On the 20th July, by kind invitation of Lord Trimble, the Henry Jackson Society was addressed by Major General Yaacov Amidror, former National Security Advisor to the Prime Minister of Israel and ex-Head of the National Security Council. The subject of his talk was the illusions that need to be dispelled about the Middle East, and the changes taking place there.
He began his whistle-stop tour of Middle Eastern relations by listing the new realities that one must accept in order to deal rationally with the situation on the ground: the USA will not continue to play as great a role in the Middle East as it has previously; the international system will take more responsibility for Middle Eastern issues, but will not necessarily be able to solve them; solving the Israel-Palestine question will not solve any of the other problems in the Middle East; the fallout of the ‘Arab Spring’ will take many generations to fix; and the Middle East is not ultimately heading in the same direction as Europe.
He then spoken further about some of the core difficulties facing the Islamic world. He talked about the split between fundamentalist Islam and modernity, and the fact that many in the Middle East believe that Islam is the solution to its problems without being able to agree on which interpretation of Islam. He asserted that the ‘Arab Spring’ came about due to Arabs’ sense of having suffered a loss of dignity, and also due to the fundamental brokenness of the systems of these states.

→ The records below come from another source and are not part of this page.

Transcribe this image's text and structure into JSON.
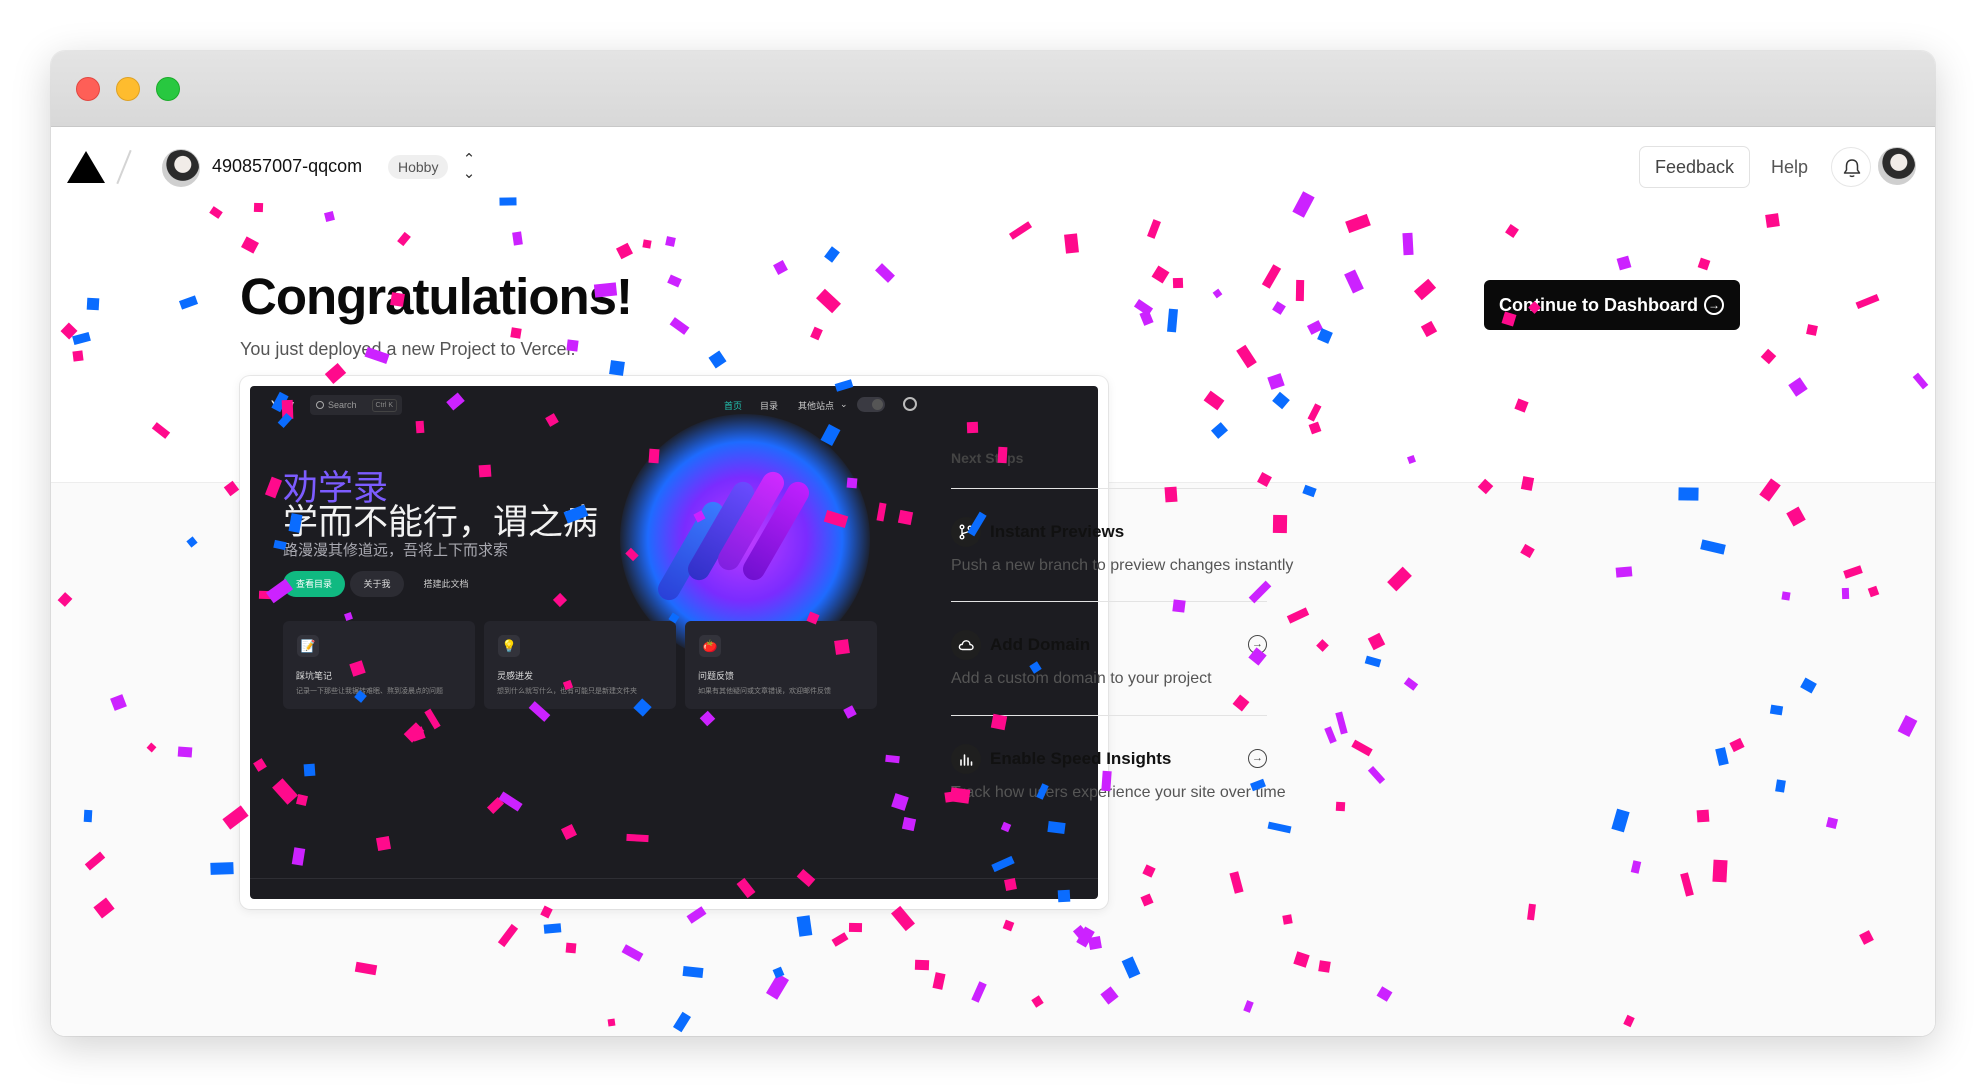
{
  "window": {
    "traffic_lights": [
      "close",
      "minimize",
      "zoom"
    ]
  },
  "nav": {
    "account_name": "490857007-qqcom",
    "plan_badge": "Hobby",
    "switcher_icon": "chevron-up-down-icon",
    "feedback_label": "Feedback",
    "help_label": "Help",
    "bell_icon": "bell-icon"
  },
  "hero": {
    "title": "Congratulations!",
    "subtitle": "You just deployed a new Project to Vercel.",
    "continue_label": "Continue to Dashboard"
  },
  "preview": {
    "brand": "Yiov",
    "search_placeholder": "Search",
    "search_shortcut": "Ctrl K",
    "nav_items": [
      "首页",
      "目录",
      "其他站点"
    ],
    "heading_accent": "劝学录",
    "heading_main": "学而不能行，谓之病",
    "tagline": "路漫漫其修道远，吾将上下而求索",
    "buttons": [
      "查看目录",
      "关于我",
      "搭建此文档"
    ],
    "cards": [
      {
        "icon": "📝",
        "title": "踩坑笔记",
        "desc": "记录一下那些让我辗转难眠、熬到凌晨点的问题"
      },
      {
        "icon": "💡",
        "title": "灵感迸发",
        "desc": "想到什么就写什么，也有可能只是新建文件夹"
      },
      {
        "icon": "🍅",
        "title": "问题反馈",
        "desc": "如果有其他疑问或文章错误，欢迎邮件反馈"
      }
    ]
  },
  "next_steps": {
    "title": "Next Steps",
    "items": [
      {
        "icon": "branch-icon",
        "title": "Instant Previews",
        "desc": "Push a new branch to preview changes instantly",
        "has_link": false
      },
      {
        "icon": "cloud-icon",
        "title": "Add Domain",
        "desc": "Add a custom domain to your project",
        "has_link": true
      },
      {
        "icon": "chart-icon",
        "title": "Enable Speed Insights",
        "desc": "Track how users experience your site over time",
        "has_link": true
      }
    ]
  },
  "colors": {
    "confetti_pink": "#ff0a8c",
    "confetti_purple": "#cc22ff",
    "confetti_blue": "#0a6cff",
    "accent_green": "#10b981",
    "accent_violet": "#7c5cff"
  }
}
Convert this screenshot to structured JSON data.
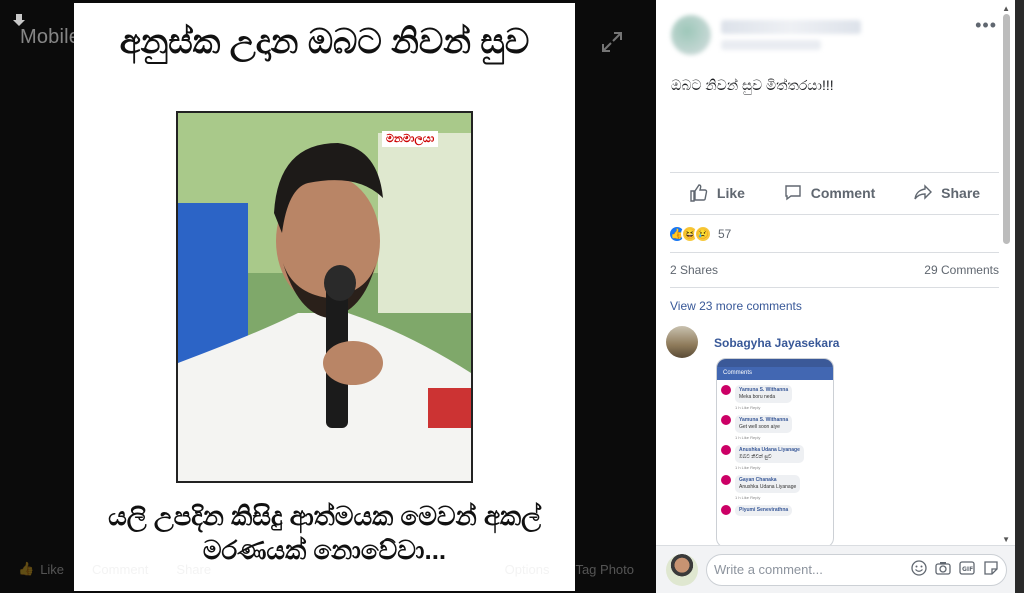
{
  "viewer": {
    "album_title": "Mobile Uploads",
    "icons": [
      "download-icon",
      "expand-icon"
    ],
    "poster": {
      "header": "අනුස්ක උදාන ඔබට නිවන් සුව",
      "watermark": "මනමාලයා",
      "footer_line1": "යලි උපදින කිසිදු ආත්මයක මෙවන් අකල්",
      "footer_line2": "මරණයක් නොවේවා..."
    },
    "bottom_bar": {
      "like": "Like",
      "comment": "Comment",
      "share": "Share",
      "options": "Options",
      "tag": "Tag Photo"
    }
  },
  "post": {
    "caption": "ඔබට නිවන් සුව මිත්තරයා!!!",
    "more": "•••",
    "actions": {
      "like": "Like",
      "comment": "Comment",
      "share": "Share"
    },
    "reactions": {
      "icons": [
        "like-icon",
        "haha-icon",
        "sad-icon"
      ],
      "count": "57"
    },
    "shares": "2 Shares",
    "comments_count": "29 Comments",
    "view_more": "View 23 more comments",
    "comment": {
      "author": "Sobagyha Jayasekara",
      "screenshot": {
        "header": "Comments",
        "rows": [
          {
            "name": "Yamuna S. Withanna",
            "text": "Meka boru neda"
          },
          {
            "name": "Yamuna S. Withanna",
            "text": "Get well soon aiye"
          },
          {
            "name": "Anushka Udana Liyanage",
            "text": "ඔබට නිවන් සුව"
          },
          {
            "name": "Gayan Chanaka",
            "text": "Anushka Udana Liyanage"
          },
          {
            "name": "Piyumi Senevirathna",
            "text": ""
          }
        ],
        "meta": "1 h   Like   Reply"
      }
    },
    "composer_placeholder": "Write a comment...",
    "composer_icons": [
      "emoji-icon",
      "camera-icon",
      "gif-icon",
      "sticker-icon"
    ]
  },
  "colors": {
    "fb_blue": "#385898",
    "link_blue": "#1877f2",
    "text_grey": "#606770"
  }
}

On the subject of Israel, Amidror said that whereas in the past his country was threatened by other states, it is now really only threatened by (military) NGOs. He explained that the only player that actually presents an existential danger to Israel is Iran, which he believes has effectively been given ten years to strengthen itself by the Iran nuclear deal. He also said that the Palestine issue is the only thing preventing Sunni states from openly forming strong, persistent relationships with Israel; behind closed doors, he said, these governments do not care how the solution looks as long as there is one, which would allow the formation of these new relations.
In questions he said that there are certainly many challenges facing Israel, but he is not ultimately worried about them. He said that while terrorism might seem new on the streets of Europe, it is familiar in Israel, and that Israel’s high tech economy has so far led to worrying levels of inequality. He also pointed out that whilst Israel has said that it is willing to attend negotiations on Palestine even on an unfavourable basis, Mahmoud Abbas has repeatedly pulled out of negotiations that require compromise, and that the latter experiences no need to compromise at the UN.
For a transcript of this event click here